About this task >> Which of the lines below contain the string "artist"? Copy each one.

──────────

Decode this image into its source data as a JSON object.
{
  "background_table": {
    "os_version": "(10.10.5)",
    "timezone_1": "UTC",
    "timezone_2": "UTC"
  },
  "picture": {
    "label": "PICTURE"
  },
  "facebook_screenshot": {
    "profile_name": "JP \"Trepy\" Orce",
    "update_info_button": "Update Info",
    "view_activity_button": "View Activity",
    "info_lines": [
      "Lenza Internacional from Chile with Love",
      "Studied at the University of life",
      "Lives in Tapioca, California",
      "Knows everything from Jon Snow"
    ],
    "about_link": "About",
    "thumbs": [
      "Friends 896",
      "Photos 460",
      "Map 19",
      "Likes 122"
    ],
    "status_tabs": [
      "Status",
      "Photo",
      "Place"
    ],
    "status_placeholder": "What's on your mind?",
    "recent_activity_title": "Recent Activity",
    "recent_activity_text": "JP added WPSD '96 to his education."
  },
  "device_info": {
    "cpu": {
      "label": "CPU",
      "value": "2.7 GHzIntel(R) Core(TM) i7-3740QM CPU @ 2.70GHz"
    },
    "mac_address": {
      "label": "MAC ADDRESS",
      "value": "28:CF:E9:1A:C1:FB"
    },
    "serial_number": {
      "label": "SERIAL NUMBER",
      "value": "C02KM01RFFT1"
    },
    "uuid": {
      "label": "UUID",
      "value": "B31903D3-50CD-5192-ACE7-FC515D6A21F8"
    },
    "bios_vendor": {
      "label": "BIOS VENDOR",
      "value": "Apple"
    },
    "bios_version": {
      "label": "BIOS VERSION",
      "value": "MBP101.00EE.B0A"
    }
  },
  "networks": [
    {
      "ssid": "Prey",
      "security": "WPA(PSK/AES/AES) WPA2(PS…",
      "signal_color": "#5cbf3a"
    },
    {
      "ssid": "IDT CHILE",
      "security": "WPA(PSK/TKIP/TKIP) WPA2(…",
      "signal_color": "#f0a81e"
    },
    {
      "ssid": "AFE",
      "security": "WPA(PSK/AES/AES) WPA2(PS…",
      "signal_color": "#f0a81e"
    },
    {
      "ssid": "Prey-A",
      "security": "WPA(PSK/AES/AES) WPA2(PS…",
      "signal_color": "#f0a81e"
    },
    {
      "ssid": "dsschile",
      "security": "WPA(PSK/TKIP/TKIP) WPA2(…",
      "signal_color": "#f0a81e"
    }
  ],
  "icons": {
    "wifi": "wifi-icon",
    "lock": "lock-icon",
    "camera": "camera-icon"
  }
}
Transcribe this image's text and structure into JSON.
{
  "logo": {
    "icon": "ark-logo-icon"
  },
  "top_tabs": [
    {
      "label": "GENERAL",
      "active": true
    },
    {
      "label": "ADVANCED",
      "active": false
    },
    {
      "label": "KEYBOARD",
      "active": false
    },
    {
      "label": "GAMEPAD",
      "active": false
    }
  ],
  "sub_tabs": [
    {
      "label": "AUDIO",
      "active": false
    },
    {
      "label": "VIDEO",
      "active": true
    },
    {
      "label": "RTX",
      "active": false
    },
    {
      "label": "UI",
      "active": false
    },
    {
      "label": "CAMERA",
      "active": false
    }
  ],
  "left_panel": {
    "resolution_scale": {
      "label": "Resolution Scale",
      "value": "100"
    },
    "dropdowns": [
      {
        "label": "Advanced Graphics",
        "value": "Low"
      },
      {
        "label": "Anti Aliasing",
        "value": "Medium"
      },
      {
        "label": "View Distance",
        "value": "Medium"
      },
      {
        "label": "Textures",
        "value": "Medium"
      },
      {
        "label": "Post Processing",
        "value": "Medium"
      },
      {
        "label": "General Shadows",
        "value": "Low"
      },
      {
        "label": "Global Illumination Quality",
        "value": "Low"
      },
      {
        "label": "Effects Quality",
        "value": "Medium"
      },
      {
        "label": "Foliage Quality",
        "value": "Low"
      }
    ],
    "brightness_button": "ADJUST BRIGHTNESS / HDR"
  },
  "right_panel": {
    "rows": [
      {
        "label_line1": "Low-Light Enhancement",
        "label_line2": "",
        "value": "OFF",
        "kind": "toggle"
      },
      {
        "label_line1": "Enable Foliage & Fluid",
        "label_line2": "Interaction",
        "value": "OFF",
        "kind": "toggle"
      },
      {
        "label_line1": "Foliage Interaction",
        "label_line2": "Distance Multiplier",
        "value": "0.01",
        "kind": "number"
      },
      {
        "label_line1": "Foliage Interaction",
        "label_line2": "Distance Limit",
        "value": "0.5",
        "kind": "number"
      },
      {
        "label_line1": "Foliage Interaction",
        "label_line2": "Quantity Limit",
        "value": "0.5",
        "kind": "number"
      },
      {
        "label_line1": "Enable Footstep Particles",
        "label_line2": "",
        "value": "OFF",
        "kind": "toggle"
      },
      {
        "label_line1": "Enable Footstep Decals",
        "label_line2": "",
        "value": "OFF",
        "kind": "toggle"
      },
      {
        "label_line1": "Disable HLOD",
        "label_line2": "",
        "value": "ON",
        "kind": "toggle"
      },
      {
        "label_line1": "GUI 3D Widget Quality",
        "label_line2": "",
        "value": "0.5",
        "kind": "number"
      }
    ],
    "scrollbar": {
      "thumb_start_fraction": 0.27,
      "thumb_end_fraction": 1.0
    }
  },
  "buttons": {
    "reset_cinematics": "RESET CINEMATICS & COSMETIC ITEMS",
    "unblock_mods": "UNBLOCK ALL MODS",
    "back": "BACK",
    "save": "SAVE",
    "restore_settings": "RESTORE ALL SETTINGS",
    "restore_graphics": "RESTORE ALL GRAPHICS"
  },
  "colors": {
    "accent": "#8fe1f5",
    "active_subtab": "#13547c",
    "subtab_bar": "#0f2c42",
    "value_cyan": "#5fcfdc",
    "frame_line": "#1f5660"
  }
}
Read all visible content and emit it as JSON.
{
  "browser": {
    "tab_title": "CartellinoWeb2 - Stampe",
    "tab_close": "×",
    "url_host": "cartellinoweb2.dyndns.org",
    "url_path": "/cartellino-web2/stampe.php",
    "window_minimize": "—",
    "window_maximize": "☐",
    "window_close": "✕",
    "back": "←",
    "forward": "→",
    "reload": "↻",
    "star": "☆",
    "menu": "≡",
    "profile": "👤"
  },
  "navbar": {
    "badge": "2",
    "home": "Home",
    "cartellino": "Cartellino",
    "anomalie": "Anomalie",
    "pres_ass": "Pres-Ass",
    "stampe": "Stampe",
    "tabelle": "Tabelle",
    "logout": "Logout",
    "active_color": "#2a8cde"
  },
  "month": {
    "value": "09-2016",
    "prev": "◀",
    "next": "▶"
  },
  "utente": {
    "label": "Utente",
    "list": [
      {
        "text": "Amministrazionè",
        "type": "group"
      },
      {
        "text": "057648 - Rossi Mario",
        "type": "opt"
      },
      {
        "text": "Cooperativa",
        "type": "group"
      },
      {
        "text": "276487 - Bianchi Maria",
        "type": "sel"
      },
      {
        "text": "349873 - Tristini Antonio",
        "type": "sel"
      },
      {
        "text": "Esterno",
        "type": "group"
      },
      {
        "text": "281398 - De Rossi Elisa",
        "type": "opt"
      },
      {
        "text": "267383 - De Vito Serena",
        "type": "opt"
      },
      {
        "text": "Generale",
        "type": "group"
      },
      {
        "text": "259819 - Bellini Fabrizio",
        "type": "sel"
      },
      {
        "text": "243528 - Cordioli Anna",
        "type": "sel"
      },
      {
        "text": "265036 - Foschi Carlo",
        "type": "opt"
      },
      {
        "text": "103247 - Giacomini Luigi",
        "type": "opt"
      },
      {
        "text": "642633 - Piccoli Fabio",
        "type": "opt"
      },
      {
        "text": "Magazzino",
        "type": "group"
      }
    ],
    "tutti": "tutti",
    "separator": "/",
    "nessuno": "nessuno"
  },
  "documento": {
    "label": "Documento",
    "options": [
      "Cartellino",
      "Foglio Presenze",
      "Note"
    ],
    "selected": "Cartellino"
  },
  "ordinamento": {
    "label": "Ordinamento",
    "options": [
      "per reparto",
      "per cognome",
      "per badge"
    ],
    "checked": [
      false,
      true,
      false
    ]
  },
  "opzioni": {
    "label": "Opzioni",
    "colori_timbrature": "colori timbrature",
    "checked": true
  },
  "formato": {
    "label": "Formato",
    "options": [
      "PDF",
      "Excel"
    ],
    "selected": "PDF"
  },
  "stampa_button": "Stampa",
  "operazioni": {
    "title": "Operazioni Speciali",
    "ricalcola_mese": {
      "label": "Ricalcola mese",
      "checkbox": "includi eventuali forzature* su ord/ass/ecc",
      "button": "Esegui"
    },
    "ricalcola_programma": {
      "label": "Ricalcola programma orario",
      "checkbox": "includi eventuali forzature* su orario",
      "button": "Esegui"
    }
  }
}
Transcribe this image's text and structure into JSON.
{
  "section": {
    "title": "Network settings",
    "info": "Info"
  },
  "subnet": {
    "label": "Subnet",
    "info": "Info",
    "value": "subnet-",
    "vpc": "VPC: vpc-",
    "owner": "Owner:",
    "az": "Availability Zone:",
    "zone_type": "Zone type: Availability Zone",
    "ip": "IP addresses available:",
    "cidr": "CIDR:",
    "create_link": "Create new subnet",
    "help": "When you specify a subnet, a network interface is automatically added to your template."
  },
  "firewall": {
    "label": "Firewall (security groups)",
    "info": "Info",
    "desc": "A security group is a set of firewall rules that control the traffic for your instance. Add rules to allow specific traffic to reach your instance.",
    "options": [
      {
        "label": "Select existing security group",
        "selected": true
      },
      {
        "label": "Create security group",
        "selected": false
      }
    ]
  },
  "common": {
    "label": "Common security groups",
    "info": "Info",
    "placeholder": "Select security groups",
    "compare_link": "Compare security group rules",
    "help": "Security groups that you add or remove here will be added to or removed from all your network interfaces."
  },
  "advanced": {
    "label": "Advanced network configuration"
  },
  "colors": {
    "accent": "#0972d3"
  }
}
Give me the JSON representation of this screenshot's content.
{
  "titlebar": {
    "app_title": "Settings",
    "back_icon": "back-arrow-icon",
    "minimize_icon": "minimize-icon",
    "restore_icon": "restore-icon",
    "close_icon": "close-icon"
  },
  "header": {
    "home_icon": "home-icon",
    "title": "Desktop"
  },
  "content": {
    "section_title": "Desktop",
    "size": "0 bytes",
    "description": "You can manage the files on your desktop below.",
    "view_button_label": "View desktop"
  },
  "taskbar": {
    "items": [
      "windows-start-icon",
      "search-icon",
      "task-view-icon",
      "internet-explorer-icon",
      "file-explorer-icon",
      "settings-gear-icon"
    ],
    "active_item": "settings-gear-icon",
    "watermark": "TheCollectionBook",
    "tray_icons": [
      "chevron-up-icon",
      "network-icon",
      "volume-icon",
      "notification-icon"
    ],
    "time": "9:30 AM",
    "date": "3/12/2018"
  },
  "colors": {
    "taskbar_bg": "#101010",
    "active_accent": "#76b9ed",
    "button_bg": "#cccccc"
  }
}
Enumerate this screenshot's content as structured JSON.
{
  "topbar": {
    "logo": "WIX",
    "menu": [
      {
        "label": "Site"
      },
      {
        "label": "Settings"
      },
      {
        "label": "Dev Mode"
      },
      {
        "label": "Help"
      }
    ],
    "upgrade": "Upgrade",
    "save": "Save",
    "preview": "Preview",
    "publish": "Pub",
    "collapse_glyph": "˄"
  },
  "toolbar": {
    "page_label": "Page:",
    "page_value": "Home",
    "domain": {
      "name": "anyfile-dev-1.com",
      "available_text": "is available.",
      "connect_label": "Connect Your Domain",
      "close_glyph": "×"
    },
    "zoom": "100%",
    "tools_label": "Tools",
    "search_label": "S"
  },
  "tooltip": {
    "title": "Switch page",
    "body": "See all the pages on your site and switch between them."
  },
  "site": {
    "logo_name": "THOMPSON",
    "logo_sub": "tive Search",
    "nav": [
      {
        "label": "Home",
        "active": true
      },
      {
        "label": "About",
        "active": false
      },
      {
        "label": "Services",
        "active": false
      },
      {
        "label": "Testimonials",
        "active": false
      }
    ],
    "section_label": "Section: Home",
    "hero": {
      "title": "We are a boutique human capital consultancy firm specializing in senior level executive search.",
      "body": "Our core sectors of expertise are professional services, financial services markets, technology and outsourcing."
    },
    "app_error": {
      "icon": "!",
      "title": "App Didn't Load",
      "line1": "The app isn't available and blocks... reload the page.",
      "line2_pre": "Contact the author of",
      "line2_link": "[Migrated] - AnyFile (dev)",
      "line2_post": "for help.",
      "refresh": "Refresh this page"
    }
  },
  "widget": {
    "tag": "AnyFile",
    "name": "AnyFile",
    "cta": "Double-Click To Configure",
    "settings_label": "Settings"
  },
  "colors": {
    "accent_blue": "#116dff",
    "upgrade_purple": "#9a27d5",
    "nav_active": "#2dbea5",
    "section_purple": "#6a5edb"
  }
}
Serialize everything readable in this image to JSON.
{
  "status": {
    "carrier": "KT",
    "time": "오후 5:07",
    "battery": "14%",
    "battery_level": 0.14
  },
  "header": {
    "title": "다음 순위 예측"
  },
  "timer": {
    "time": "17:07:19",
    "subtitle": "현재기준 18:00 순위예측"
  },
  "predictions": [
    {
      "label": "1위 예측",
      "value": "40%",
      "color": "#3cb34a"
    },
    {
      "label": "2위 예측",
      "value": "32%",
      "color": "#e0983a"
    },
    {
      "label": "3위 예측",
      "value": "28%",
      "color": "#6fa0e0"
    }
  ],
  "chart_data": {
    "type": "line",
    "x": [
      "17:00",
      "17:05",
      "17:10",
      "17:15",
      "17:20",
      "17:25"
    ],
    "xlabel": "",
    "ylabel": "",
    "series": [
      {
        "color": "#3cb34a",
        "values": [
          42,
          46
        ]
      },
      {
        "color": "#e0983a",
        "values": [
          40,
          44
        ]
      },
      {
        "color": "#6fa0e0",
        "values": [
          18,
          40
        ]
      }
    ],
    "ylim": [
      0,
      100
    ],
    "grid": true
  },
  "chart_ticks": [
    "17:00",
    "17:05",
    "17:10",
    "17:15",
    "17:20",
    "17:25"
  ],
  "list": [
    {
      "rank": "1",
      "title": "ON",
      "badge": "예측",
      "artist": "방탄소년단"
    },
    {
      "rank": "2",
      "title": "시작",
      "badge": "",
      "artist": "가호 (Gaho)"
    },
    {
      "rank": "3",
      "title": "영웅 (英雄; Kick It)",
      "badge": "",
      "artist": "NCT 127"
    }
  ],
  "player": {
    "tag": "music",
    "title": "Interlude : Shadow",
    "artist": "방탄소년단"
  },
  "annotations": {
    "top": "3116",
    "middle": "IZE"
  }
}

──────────

Answer to this problem >>
      "artist": "방탄소년단"
      "artist": "가호 (Gaho)"
      "artist": "NCT 127"
    "artist": "방탄소년단"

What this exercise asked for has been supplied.